Thursday, April 12, 2018
The Legacy and Future of Sports Illustrated
The Ringer – "“Who Can Explain the Athletic Heart?”"
"But by the late ’90s, spooked by ESPN’s ascendancy, the editors at SI seemed to lose faith in their own formula. News stories in the front became less newsy, more focused on personalities. In short, they became more like feature stories. The magazine’s justification for this change, then and ever since, has been that the sports media landscape was changing, and that SI needed to be more “forward-looking.” As one editor explained it to me at the time, “When people get their issues in the mail now, they already know the score, they’ve already seen the highlights. We need to tell them what’s going to happen next.”
It all sounds very rational, except it overlooks one salient truth: Sports Illustrated readers have always known the score by the time their issue arrives. From the very first issue, dated Aug. 16, 1954, SI’s readers knew all about the result of the magazine’s first lead story, that Dr. Roger Bannister had defeated John Landy in the “Mile of the Century” at the Commonwealth Games, in the first race between two sub-four-minute milers.
SI’s news stories were never about telling you who won, it was about telling you why and how they won, the subtle differences that separated one world-class athlete or team from another, and the endless ways that people revealed their character through competition. Furthermore, what the magazine learned, again and again in the coming decades, was that a sports event being televised only increased interest in those stories.
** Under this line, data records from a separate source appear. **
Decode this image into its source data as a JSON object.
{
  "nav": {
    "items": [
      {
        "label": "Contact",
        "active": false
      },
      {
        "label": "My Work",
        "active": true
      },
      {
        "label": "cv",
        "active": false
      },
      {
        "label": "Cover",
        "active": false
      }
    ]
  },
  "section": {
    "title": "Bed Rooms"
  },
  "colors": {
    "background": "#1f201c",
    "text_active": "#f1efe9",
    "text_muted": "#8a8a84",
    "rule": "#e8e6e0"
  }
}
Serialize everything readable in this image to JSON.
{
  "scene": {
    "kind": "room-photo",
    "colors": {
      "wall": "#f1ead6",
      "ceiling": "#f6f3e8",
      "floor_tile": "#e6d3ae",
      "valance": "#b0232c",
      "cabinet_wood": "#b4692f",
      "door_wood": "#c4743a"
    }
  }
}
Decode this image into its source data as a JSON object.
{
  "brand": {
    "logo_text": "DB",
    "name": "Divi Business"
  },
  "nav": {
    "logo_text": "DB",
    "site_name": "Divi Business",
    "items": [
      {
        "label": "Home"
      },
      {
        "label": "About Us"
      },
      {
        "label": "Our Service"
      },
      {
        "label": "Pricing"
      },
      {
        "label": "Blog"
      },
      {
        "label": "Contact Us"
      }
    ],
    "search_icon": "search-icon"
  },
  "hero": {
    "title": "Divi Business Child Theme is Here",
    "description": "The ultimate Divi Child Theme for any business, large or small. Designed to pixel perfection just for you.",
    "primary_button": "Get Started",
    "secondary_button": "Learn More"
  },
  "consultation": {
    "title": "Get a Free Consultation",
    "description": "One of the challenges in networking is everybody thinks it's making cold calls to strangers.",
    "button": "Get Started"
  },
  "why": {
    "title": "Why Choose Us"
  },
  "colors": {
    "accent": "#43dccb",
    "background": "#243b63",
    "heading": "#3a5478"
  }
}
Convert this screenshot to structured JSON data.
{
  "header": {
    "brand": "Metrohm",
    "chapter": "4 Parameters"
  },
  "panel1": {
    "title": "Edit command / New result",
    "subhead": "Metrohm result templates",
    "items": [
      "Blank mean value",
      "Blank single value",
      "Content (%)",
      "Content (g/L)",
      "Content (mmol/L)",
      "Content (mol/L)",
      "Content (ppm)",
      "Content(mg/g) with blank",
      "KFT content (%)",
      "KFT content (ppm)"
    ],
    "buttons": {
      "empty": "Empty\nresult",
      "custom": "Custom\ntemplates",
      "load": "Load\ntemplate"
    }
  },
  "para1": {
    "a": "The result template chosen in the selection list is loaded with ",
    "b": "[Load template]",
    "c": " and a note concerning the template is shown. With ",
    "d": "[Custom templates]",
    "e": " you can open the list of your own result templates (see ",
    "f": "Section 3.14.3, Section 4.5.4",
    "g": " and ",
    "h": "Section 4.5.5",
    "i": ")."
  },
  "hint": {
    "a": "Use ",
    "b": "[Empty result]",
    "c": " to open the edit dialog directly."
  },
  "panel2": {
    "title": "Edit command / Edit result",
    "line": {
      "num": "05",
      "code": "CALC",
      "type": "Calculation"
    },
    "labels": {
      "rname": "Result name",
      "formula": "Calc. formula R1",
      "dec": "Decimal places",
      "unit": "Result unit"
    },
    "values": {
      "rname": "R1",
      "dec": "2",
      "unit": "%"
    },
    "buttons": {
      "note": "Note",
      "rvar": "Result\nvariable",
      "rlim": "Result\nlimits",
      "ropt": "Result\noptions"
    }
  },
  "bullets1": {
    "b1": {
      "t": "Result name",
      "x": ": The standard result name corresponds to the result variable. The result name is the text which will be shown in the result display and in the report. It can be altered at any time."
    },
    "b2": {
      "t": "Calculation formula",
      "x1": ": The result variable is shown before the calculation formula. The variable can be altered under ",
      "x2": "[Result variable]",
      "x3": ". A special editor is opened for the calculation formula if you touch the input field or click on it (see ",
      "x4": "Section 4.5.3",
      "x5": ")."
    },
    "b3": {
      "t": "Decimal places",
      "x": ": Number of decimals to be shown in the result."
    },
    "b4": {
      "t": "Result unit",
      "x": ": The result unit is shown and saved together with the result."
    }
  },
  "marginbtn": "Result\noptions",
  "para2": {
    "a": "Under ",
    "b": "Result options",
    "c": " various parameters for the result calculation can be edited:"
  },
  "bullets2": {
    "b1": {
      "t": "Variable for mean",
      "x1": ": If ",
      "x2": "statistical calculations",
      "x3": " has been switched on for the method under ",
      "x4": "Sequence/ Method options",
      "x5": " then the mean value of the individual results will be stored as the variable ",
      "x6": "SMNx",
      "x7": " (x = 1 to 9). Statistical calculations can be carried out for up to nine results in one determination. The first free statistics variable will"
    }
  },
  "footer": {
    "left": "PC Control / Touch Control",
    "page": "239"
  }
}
The more people saw of a sport, the more they wanted to read about it. And SI was there, to provide the best story, the deepest understanding, the telling picture, the last word. "